### What to work on
Start to finish, print the entries exactly, and carry none of the pictures over.

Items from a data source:
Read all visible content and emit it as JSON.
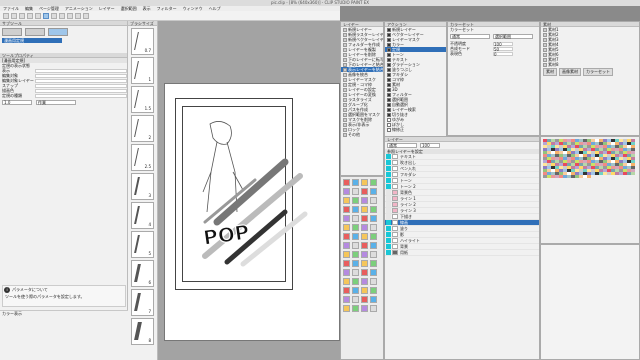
{
  "app": {
    "title": "pic.clip - [8% (640x360)] - CLIP STUDIO PAINT EX"
  },
  "menu": [
    "ファイル",
    "編集",
    "ページ管理",
    "アニメーション",
    "レイヤー",
    "選択範囲",
    "表示",
    "フィルター",
    "ウィンドウ",
    "ヘルプ"
  ],
  "sub_tool": {
    "header": "サブツール",
    "tab": "漫画用定規",
    "items": [
      "漫画用定規",
      "漫画用定規(キャンバス端に)"
    ]
  },
  "tool_property": {
    "header": "ツールプロパティ",
    "title": "[漫画用定規]",
    "note": "定規の表示状態",
    "rows": [
      {
        "label": "表示",
        "value": ""
      },
      {
        "label": "編集対象",
        "value": ""
      },
      {
        "label": "編集対象レイヤー",
        "value": ""
      },
      {
        "label": "スナップ",
        "value": ""
      },
      {
        "label": "描画色",
        "value": ""
      },
      {
        "label": "定規の種類",
        "value": ""
      }
    ],
    "selects": [
      "作業"
    ],
    "fields": [
      "1.0"
    ]
  },
  "help_panel": {
    "icon": "i",
    "title": "パラメータについて",
    "text": "ツールを使う際のパラメータを設定します。"
  },
  "left_bottom": {
    "label": "カラー表示"
  },
  "brush_panel": {
    "header": "ブラシサイズ",
    "items": [
      "0.7",
      "1",
      "1.5",
      "2",
      "2.5",
      "3",
      "4",
      "5",
      "6",
      "7",
      "8"
    ]
  },
  "canvas": {
    "art_text": "POP"
  },
  "menu_popup": {
    "header": "レイヤー",
    "items": [
      "新規レイヤー",
      "新規ラスターレイヤー",
      "新規ベクターレイヤー",
      "フォルダーを作成",
      "レイヤーを複製",
      "レイヤーを削除",
      "下のレイヤーに転写",
      "下のレイヤーと結合",
      "表示レイヤーを結合",
      "画像を統合",
      "レイヤーマスク",
      "定規・コマ枠",
      "レイヤーの設定",
      "レイヤーの変換",
      "ラスタライズ",
      "グループ化",
      "パスを作成",
      "選択範囲をマスク",
      "マスクを削除",
      "表示/非表示",
      "ロック",
      "その他"
    ]
  },
  "check_menu": {
    "header": "アクション",
    "items": [
      "新規レイヤー",
      "ベクターレイヤー",
      "レイヤーマスク",
      "カラー",
      "定規",
      "トーン",
      "テキスト",
      "グラデーション",
      "塗りつぶし",
      "フキダシ",
      "コマ枠",
      "素材",
      "3D",
      "フィルター",
      "選択範囲",
      "自動選択",
      "レイヤー検索",
      "切り抜き",
      "ゆがみ",
      "ぼかし",
      "線修正"
    ]
  },
  "sub_color": {
    "header": "カラーセット",
    "label": "カラーセット",
    "dropdowns": [
      "通常",
      "選択範囲"
    ],
    "lines": [
      "不透明度",
      "合成モード",
      "表現色"
    ],
    "values": [
      "100",
      "50",
      "0"
    ]
  },
  "material": {
    "header": "素材",
    "rows": [
      "素材1",
      "素材2",
      "素材3",
      "素材4",
      "素材5",
      "素材6",
      "素材7",
      "素材8"
    ],
    "tabs": [
      "素材",
      "画像素材",
      "カラーセット"
    ]
  },
  "layer": {
    "header": "レイヤー",
    "mode": "通常",
    "opacity": "100",
    "toggle": "参照レイヤーを設定",
    "layers": [
      {
        "name": "テキスト",
        "vis": true,
        "type": "normal"
      },
      {
        "name": "吹き出し",
        "vis": true,
        "type": "normal"
      },
      {
        "name": "ペン入れ",
        "vis": true,
        "type": "normal"
      },
      {
        "name": "フキダシ",
        "vis": true,
        "type": "normal"
      },
      {
        "name": "トーン",
        "vis": true,
        "type": "normal"
      },
      {
        "name": "トーン 2",
        "vis": true,
        "type": "normal"
      },
      {
        "name": "背景色",
        "vis": false,
        "type": "pink"
      },
      {
        "name": "ライン 1",
        "vis": false,
        "type": "pink"
      },
      {
        "name": "ライン 2",
        "vis": false,
        "type": "pink"
      },
      {
        "name": "ライン 3",
        "vis": false,
        "type": "pink"
      },
      {
        "name": "下描き",
        "vis": false,
        "type": "normal"
      },
      {
        "name": "線画",
        "vis": true,
        "type": "normal"
      },
      {
        "name": "塗り",
        "vis": true,
        "type": "normal"
      },
      {
        "name": "影",
        "vis": true,
        "type": "normal"
      },
      {
        "name": "ハイライト",
        "vis": true,
        "type": "normal"
      },
      {
        "name": "背景",
        "vis": true,
        "type": "normal"
      },
      {
        "name": "用紙",
        "vis": true,
        "type": "dark"
      }
    ]
  },
  "colors": {
    "accent": "#19c7d6",
    "selection": "#2f6fb8"
  }
}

### Task response
Read all visible content and emit it as JSON.
{
  "app": {
    "title": "pic.clip - [8% (640x360)] - CLIP STUDIO PAINT EX"
  },
  "menu": [
    "ファイル",
    "編集",
    "ページ管理",
    "アニメーション",
    "レイヤー",
    "選択範囲",
    "表示",
    "フィルター",
    "ウィンドウ",
    "ヘルプ"
  ],
  "sub_tool": {
    "header": "サブツール",
    "tab": "漫画用定規",
    "items": [
      "漫画用定規",
      "漫画用定規(キャンバス端に)"
    ]
  },
  "tool_property": {
    "header": "ツールプロパティ",
    "title": "[漫画用定規]",
    "note": "定規の表示状態",
    "rows": [
      {
        "label": "表示",
        "value": ""
      },
      {
        "label": "編集対象",
        "value": ""
      },
      {
        "label": "編集対象レイヤー",
        "value": ""
      },
      {
        "label": "スナップ",
        "value": ""
      },
      {
        "label": "描画色",
        "value": ""
      },
      {
        "label": "定規の種類",
        "value": ""
      }
    ],
    "selects": [
      "作業"
    ],
    "fields": [
      "1.0"
    ]
  },
  "help_panel": {
    "icon": "i",
    "title": "パラメータについて",
    "text": "ツールを使う際のパラメータを設定します。"
  },
  "left_bottom": {
    "label": "カラー表示"
  },
  "brush_panel": {
    "header": "ブラシサイズ",
    "items": [
      "0.7",
      "1",
      "1.5",
      "2",
      "2.5",
      "3",
      "4",
      "5",
      "6",
      "7",
      "8"
    ]
  },
  "canvas": {
    "art_text": "POP"
  },
  "menu_popup": {
    "header": "レイヤー",
    "items": [
      "新規レイヤー",
      "新規ラスターレイヤー",
      "新規ベクターレイヤー",
      "フォルダーを作成",
      "レイヤーを複製",
      "レイヤーを削除",
      "下のレイヤーに転写",
      "下のレイヤーと結合",
      "表示レイヤーを結合",
      "画像を統合",
      "レイヤーマスク",
      "定規・コマ枠",
      "レイヤーの設定",
      "レイヤーの変換",
      "ラスタライズ",
      "グループ化",
      "パスを作成",
      "選択範囲をマスク",
      "マスクを削除",
      "表示/非表示",
      "ロック",
      "その他"
    ]
  },
  "check_menu": {
    "header": "アクション",
    "items": [
      "新規レイヤー",
      "ベクターレイヤー",
      "レイヤーマスク",
      "カラー",
      "定規",
      "トーン",
      "テキスト",
      "グラデーション",
      "塗りつぶし",
      "フキダシ",
      "コマ枠",
      "素材",
      "3D",
      "フィルター",
      "選択範囲",
      "自動選択",
      "レイヤー検索",
      "切り抜き",
      "ゆがみ",
      "ぼかし",
      "線修正"
    ]
  },
  "sub_color": {
    "header": "カラーセット",
    "label": "カラーセット",
    "dropdowns": [
      "通常",
      "選択範囲"
    ],
    "lines": [
      "不透明度",
      "合成モード",
      "表現色"
    ],
    "values": [
      "100",
      "50",
      "0"
    ]
  },
  "material": {
    "header": "素材",
    "rows": [
      "素材1",
      "素材2",
      "素材3",
      "素材4",
      "素材5",
      "素材6",
      "素材7",
      "素材8"
    ],
    "tabs": [
      "素材",
      "画像素材",
      "カラーセット"
    ]
  },
  "layer": {
    "header": "レイヤー",
    "mode": "通常",
    "opacity": "100",
    "toggle": "参照レイヤーを設定",
    "layers": [
      {
        "name": "テキスト",
        "vis": true,
        "type": "normal"
      },
      {
        "name": "吹き出し",
        "vis": true,
        "type": "normal"
      },
      {
        "name": "ペン入れ",
        "vis": true,
        "type": "normal"
      },
      {
        "name": "フキダシ",
        "vis": true,
        "type": "normal"
      },
      {
        "name": "トーン",
        "vis": true,
        "type": "normal"
      },
      {
        "name": "トーン 2",
        "vis": true,
        "type": "normal"
      },
      {
        "name": "背景色",
        "vis": false,
        "type": "pink"
      },
      {
        "name": "ライン 1",
        "vis": false,
        "type": "pink"
      },
      {
        "name": "ライン 2",
        "vis": false,
        "type": "pink"
      },
      {
        "name": "ライン 3",
        "vis": false,
        "type": "pink"
      },
      {
        "name": "下描き",
        "vis": false,
        "type": "normal"
      },
      {
        "name": "線画",
        "vis": true,
        "type": "normal"
      },
      {
        "name": "塗り",
        "vis": true,
        "type": "normal"
      },
      {
        "name": "影",
        "vis": true,
        "type": "normal"
      },
      {
        "name": "ハイライト",
        "vis": true,
        "type": "normal"
      },
      {
        "name": "背景",
        "vis": true,
        "type": "normal"
      },
      {
        "name": "用紙",
        "vis": true,
        "type": "dark"
      }
    ]
  },
  "colors": {
    "accent": "#19c7d6",
    "selection": "#2f6fb8"
  }
}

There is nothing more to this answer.